# [Brief]
Report, as a single figure, how many lines in the records below include "caption".

=== Extracted material ===

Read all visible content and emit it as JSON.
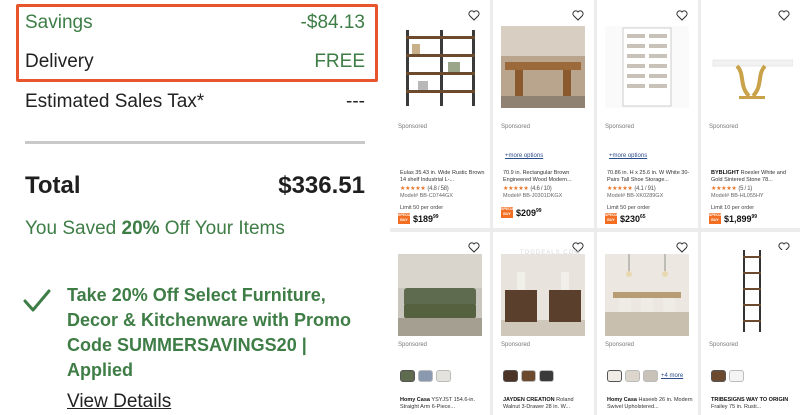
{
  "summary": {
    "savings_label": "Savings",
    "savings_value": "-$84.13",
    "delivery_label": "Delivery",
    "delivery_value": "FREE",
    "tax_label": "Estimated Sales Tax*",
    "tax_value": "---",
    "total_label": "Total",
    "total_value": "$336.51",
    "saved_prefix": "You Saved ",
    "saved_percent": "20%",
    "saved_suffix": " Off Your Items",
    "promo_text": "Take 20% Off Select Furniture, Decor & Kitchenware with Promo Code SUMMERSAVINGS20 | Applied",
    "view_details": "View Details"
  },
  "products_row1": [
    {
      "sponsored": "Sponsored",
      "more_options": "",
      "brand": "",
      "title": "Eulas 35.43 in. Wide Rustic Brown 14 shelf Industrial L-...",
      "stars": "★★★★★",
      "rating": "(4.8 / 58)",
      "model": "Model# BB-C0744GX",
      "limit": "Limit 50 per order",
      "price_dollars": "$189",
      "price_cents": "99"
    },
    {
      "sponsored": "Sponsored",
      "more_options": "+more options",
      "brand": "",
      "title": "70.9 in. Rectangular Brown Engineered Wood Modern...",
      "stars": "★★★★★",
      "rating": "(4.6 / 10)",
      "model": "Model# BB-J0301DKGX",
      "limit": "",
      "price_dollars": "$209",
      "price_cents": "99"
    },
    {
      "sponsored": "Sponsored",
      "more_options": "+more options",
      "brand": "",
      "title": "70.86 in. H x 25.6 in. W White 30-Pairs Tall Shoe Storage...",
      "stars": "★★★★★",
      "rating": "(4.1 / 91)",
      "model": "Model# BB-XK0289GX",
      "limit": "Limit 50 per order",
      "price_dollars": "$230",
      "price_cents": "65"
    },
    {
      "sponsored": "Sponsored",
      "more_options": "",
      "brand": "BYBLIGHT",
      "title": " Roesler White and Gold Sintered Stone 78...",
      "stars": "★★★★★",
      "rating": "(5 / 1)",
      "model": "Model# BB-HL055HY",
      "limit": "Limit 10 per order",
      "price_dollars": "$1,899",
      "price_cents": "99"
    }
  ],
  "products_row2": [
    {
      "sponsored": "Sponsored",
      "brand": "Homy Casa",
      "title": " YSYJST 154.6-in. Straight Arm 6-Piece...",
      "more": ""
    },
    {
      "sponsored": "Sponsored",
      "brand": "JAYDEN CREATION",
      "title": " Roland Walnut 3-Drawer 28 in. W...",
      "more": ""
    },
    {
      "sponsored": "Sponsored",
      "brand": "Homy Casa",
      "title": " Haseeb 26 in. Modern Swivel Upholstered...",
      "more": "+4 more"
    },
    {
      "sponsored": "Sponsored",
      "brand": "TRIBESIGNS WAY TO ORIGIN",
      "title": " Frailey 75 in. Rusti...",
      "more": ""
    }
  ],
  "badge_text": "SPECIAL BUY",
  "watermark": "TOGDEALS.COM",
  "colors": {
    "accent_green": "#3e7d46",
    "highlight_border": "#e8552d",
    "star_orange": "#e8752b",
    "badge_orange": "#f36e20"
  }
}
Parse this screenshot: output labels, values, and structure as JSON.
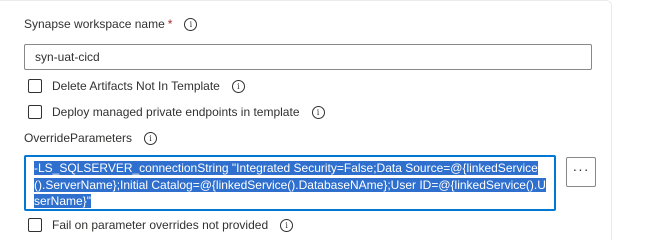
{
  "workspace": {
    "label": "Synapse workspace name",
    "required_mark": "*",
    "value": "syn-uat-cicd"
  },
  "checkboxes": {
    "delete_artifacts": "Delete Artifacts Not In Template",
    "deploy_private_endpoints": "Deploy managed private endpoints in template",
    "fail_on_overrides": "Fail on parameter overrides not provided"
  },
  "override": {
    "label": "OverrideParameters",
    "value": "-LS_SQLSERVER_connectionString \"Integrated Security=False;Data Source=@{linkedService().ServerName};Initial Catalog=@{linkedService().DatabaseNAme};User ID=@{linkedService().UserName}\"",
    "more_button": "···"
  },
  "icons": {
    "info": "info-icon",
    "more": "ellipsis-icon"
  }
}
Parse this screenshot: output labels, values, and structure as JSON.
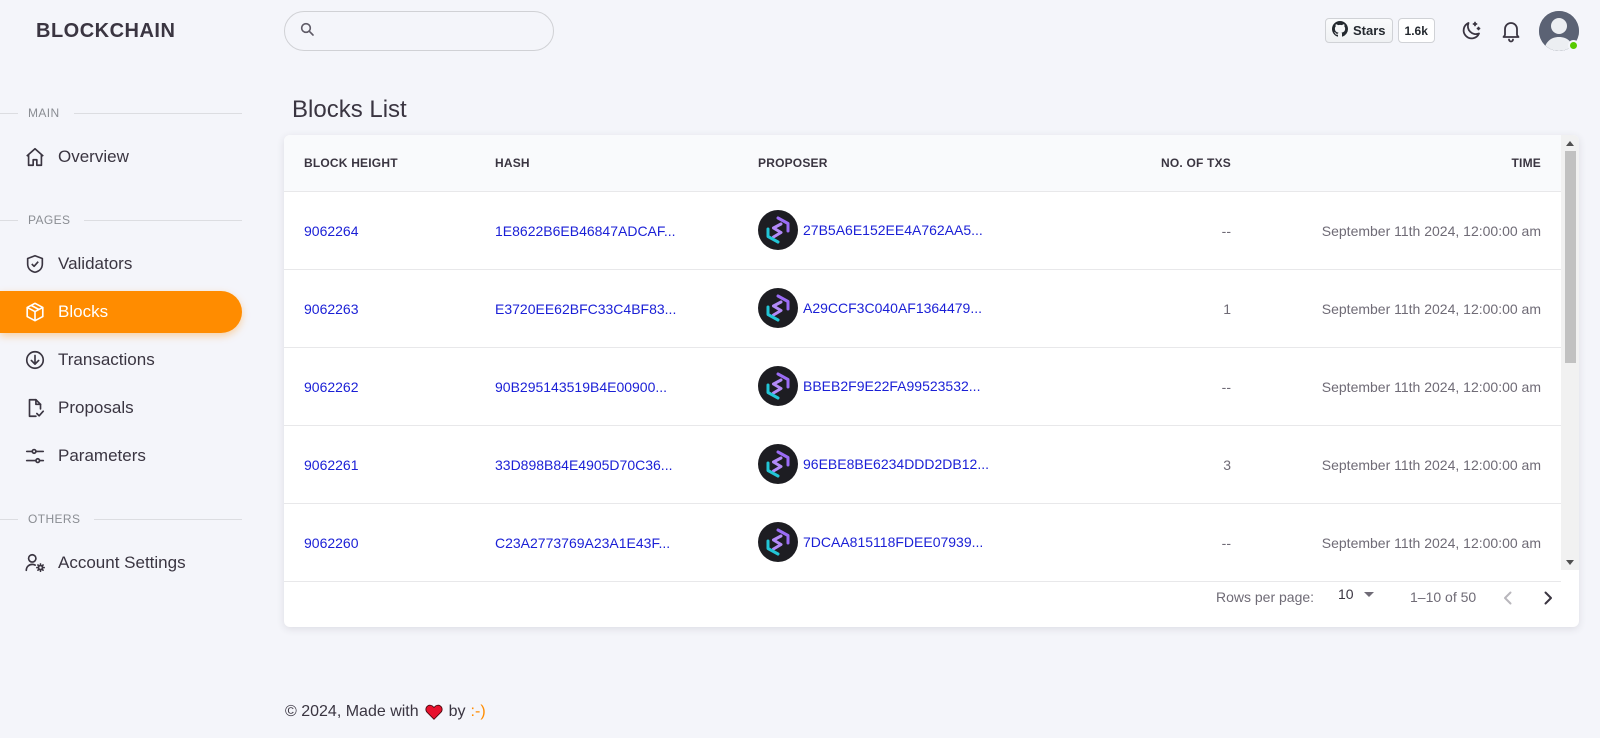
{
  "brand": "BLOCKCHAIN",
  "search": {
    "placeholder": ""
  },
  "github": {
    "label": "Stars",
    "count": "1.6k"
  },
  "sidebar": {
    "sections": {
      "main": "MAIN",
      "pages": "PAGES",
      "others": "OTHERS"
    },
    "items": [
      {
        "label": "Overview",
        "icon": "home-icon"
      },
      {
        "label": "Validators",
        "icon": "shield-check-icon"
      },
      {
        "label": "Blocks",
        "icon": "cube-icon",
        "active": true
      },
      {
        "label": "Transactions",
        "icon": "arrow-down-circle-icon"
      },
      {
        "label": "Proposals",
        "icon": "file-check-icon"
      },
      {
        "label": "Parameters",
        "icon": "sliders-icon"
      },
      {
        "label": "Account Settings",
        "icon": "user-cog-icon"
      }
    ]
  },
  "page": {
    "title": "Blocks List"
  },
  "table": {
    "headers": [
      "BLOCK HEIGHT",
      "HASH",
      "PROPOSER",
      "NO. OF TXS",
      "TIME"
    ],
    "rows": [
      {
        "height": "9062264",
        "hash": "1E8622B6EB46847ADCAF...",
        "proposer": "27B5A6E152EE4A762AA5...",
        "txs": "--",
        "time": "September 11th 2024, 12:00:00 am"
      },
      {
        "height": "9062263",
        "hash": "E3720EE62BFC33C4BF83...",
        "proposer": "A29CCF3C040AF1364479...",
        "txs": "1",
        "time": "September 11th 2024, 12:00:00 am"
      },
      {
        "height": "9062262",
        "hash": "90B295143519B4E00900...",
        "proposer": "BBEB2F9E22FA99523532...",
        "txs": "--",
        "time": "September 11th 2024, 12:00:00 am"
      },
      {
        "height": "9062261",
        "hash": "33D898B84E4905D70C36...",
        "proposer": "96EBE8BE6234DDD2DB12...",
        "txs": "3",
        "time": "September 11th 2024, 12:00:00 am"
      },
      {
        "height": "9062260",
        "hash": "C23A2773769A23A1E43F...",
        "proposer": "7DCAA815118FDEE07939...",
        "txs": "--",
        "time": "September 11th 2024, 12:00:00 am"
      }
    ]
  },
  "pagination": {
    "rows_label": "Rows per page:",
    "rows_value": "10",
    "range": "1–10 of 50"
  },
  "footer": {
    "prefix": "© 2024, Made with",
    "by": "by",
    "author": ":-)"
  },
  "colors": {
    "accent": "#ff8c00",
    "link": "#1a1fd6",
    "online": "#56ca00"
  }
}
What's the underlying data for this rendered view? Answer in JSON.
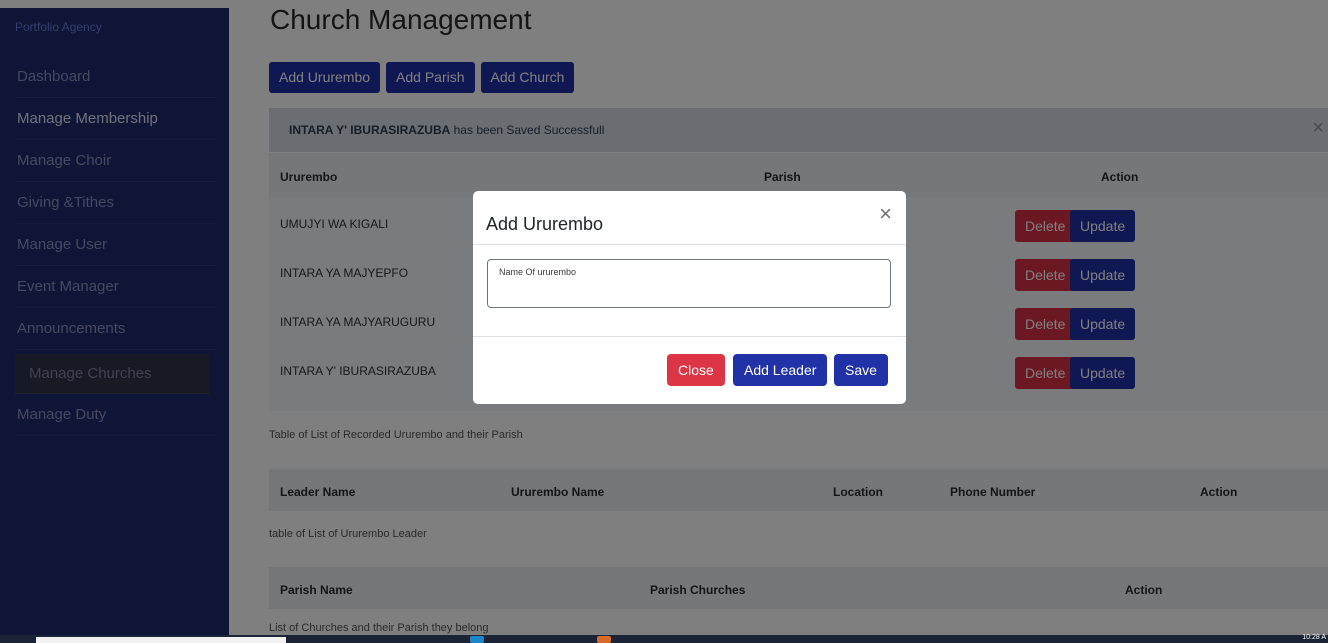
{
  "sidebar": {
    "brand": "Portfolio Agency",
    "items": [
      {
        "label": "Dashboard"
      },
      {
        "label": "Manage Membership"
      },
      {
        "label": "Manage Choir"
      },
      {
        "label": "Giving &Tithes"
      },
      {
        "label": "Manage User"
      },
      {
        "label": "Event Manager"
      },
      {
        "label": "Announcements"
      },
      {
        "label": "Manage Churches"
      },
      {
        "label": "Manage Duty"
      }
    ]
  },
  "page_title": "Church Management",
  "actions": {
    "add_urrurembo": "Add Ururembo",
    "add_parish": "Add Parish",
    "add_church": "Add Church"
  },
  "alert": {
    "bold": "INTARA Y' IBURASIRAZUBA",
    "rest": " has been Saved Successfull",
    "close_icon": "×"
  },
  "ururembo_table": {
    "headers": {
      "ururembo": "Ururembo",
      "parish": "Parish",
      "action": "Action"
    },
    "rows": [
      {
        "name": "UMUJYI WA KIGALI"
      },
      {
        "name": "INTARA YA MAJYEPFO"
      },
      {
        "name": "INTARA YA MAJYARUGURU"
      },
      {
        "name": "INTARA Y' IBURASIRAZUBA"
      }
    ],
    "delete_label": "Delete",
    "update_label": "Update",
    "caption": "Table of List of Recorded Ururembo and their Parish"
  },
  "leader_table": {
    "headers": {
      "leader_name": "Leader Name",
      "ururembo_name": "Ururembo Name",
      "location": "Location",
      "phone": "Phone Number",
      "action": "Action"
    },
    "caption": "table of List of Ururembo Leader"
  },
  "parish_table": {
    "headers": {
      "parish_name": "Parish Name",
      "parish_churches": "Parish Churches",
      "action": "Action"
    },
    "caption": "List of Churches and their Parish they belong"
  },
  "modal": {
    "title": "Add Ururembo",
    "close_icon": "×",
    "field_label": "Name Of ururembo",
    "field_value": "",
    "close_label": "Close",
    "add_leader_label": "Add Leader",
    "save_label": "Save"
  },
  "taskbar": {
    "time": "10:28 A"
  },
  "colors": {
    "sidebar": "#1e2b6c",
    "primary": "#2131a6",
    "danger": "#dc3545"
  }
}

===

# [Solution]
3